The former MasterChef winner spoke to the Oamaru Mail last Monday from Auckland, where she was working on My Food Bag – an initiative she set up to deliver daily dinner ingredients and recipes to New Zealand households.
On November 15, Lim will present her latest cookbook, Let’s Eat!, to an Oamaru audience at the Loan and Merc. From 7pm to 8.30pm, she will give a cooking demonstration, share tips and tricks, offer tastings, and take part in a question-and-answer session.
“It’s a nice, relaxed night out. Wear your jeans and a T-shirt and come along.”
Her book will be for sale.
Let’s Eat! represents a “bit of a change”, reflecting how Lim’s life has changed since she and husband Carlos had their son, Bodhi. Both will accompany her on the Oamaru and Central Otago leg of the book tour.
“It’s quite nice to include them.”
The new book contains more than 100 recipes Lim likes to cook for family and friends.
“They’re very family-friendly recipes,” she said.
“You’re guaranteed plenty of happy cooking and eating with the likes of pumpkin pie pancakes, my Malaysian chicken rendang and satay, comforting meatball and chicken bakes, jelly-tipped ice creams, bountiful bars, Black Forest Eton mess and a whole section of delicious colourful salads and healthy baking.
“There’s no fancy, hard-to-find ingredients or tricky techniques, just recipes that will make you feel proud as punch when you bring it to the table.”
All recipes have nutrition analyses and lots of gluten- and dairy-free options.
Lim said her household eats “pretty well”, receiving My Food Bag every week.
“You need good energy to get you through the day.
“It’s really true that you are what you eat. It’s what you eat most of the time. For 90% of the time, eat well.
“For the other 10%, feel free to do whatever the hell you want.”
Hence the inclusion in the book of sweet treats. Lim said it would be too restrictive and boring to be disciplined about eating all the time.
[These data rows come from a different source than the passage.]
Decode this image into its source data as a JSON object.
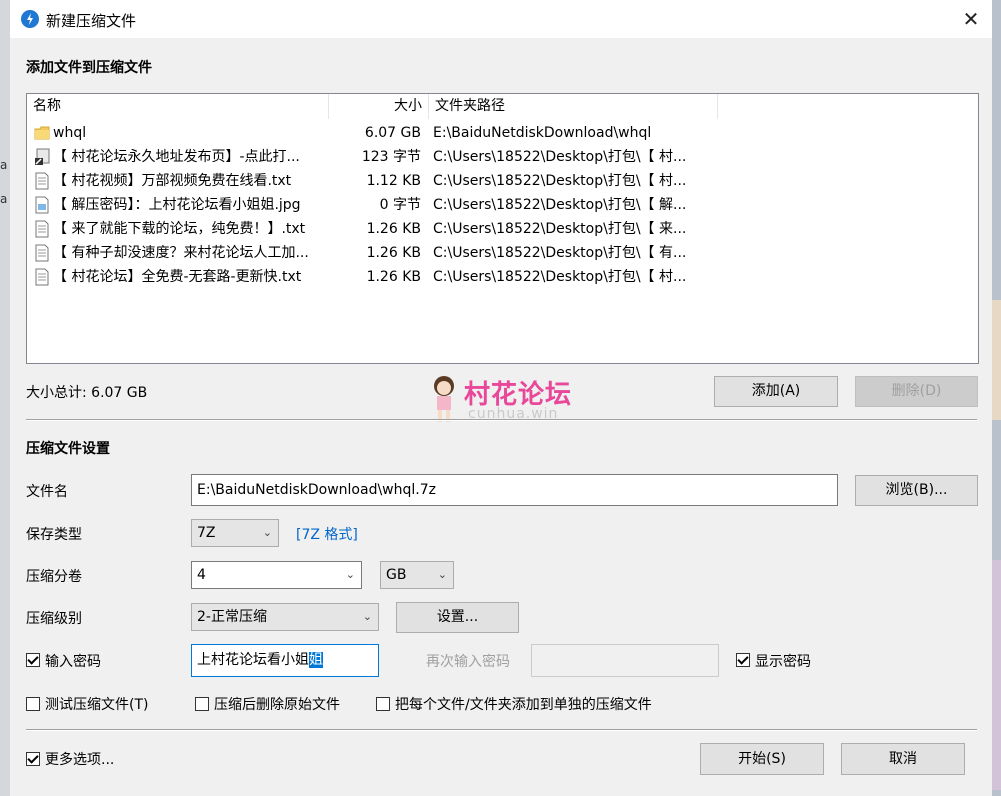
{
  "window": {
    "title": "新建压缩文件",
    "close_symbol": "✕"
  },
  "add_section": {
    "title": "添加文件到压缩文件"
  },
  "file_list": {
    "columns": [
      "名称",
      "大小",
      "文件夹路径"
    ],
    "rows": [
      {
        "icon": "folder-icon",
        "name": "whql",
        "size": "6.07 GB",
        "path": "E:\\BaiduNetdiskDownload\\whql"
      },
      {
        "icon": "shortcut-icon",
        "name": "【 村花论坛永久地址发布页】-点此打...",
        "size": "123 字节",
        "path": "C:\\Users\\18522\\Desktop\\打包\\【 村..."
      },
      {
        "icon": "text-file-icon",
        "name": "【 村花视频】万部视频免费在线看.txt",
        "size": "1.12 KB",
        "path": "C:\\Users\\18522\\Desktop\\打包\\【 村..."
      },
      {
        "icon": "image-file-icon",
        "name": "【 解压密码】：上村花论坛看小姐姐.jpg",
        "size": "0 字节",
        "path": "C:\\Users\\18522\\Desktop\\打包\\【 解..."
      },
      {
        "icon": "text-file-icon",
        "name": "【 来了就能下载的论坛，纯免费！】.txt",
        "size": "1.26 KB",
        "path": "C:\\Users\\18522\\Desktop\\打包\\【 来..."
      },
      {
        "icon": "text-file-icon",
        "name": "【 有种子却没速度？来村花论坛人工加...",
        "size": "1.26 KB",
        "path": "C:\\Users\\18522\\Desktop\\打包\\【 有..."
      },
      {
        "icon": "text-file-icon",
        "name": "【 村花论坛】全免费-无套路-更新快.txt",
        "size": "1.26 KB",
        "path": "C:\\Users\\18522\\Desktop\\打包\\【 村..."
      }
    ]
  },
  "total_size": "大小总计: 6.07 GB",
  "watermark": {
    "text": "村花论坛",
    "sub": "cunhua.win"
  },
  "buttons": {
    "add": "添加(A)",
    "delete": "删除(D)",
    "browse": "浏览(B)...",
    "settings": "设置...",
    "start": "开始(S)",
    "cancel": "取消"
  },
  "settings_section": {
    "title": "压缩文件设置"
  },
  "filename": {
    "label": "文件名",
    "value": "E:\\BaiduNetdiskDownload\\whql.7z"
  },
  "save_type": {
    "label": "保存类型",
    "value": "7Z",
    "link": "[7Z 格式]"
  },
  "split": {
    "label": "压缩分卷",
    "value": "4",
    "unit": "GB"
  },
  "level": {
    "label": "压缩级别",
    "value": "2-正常压缩"
  },
  "password": {
    "checkbox_label": "输入密码",
    "checked": true,
    "value_main": "上村花论坛看小姐",
    "value_selected": "姐",
    "repeat_label": "再次输入密码",
    "repeat_value": "",
    "show_label": "显示密码",
    "show_checked": true
  },
  "options": {
    "test": "测试压缩文件(T)",
    "delete_after": "压缩后删除原始文件",
    "separate": "把每个文件/文件夹添加到单独的压缩文件",
    "more": "更多选项..."
  }
}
Her own tastes have been influenced by her ethnic mix – her father is Malaysian Chinese and her mother is from Whanganui. Her family lived in Kuala Lumpur for six years, from when she was aged 6.
“It opened up my culinary eyes.”
Whereas Kiwi food was somewhat bland back then, that was certainly no longer the case.
“Now, New Zealand food is amazing. It’s right up there on the world stage.”
Having spent some time in two of the world’s most renowned food cities, New York and Melbourne, Lim said they did not outshine New Zealand.